Alex Lohr • Edited on

To be fair, this is comparing but one use case. If you are dependant on certain amenities, like material UI, input mask, or custom select handlers, you're currently out of luck in Solid. There are also no browser extension dev tools.

On the other hand, you can use styled components, tailwind or similar css frameworks, or create your own components. The current lack of libraries also means that the one you're searching for is not buried under 1000 other mediocre ones. And since components are evaluated only once and only effects and memos run on change, you can use the browser dev tools all right.

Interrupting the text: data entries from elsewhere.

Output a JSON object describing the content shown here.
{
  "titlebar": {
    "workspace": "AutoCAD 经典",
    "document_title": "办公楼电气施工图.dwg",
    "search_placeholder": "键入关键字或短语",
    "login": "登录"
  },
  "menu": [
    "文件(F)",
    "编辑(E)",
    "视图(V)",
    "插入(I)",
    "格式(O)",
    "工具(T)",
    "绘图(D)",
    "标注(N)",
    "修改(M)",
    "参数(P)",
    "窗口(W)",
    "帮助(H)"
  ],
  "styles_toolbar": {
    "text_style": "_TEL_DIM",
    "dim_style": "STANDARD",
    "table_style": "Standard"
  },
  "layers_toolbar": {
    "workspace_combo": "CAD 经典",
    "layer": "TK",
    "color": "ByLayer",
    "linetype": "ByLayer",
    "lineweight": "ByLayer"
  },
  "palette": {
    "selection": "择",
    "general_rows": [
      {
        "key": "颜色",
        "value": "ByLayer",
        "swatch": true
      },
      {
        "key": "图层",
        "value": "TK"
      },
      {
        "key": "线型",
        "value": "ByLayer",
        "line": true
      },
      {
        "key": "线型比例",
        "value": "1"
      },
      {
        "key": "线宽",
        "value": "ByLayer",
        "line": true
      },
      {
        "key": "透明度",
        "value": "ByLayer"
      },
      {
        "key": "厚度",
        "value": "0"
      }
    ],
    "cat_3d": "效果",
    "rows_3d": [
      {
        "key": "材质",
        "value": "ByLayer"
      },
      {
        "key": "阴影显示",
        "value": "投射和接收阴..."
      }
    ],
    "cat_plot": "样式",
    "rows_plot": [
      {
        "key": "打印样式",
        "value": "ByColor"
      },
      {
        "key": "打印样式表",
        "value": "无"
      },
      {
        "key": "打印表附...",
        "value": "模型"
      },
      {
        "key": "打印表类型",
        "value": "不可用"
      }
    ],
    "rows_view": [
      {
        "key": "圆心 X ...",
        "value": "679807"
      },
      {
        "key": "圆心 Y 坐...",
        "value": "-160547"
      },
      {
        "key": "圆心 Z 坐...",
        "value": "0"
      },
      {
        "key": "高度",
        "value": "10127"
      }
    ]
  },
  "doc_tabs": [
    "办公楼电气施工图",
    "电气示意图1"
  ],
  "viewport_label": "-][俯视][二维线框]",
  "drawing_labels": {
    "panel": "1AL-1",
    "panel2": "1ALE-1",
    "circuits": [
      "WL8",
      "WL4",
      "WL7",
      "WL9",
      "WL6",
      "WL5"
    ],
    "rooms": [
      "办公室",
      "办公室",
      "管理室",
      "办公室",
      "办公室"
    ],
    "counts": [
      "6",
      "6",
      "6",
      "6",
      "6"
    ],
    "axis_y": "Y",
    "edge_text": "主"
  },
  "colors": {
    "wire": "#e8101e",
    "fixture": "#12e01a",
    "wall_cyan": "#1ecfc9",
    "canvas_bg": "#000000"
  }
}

Not to forget we're catching up fast.

Also, react is based on immutable reactivity, meaning that changes have to propagate from the root to the top, whereas Solid allows for granular reactivity, meaning changes only cause effects to re-run when and where they occur without parent components ever noticing unless tracking the value themselves.

Last not least, the community around Solid is a big part of what makes it great. If you join discord, chances are that your questions will be directly answered by the developers. Also, the project is open to PRs without going through a lot of paperwork first (thanks, Facebook).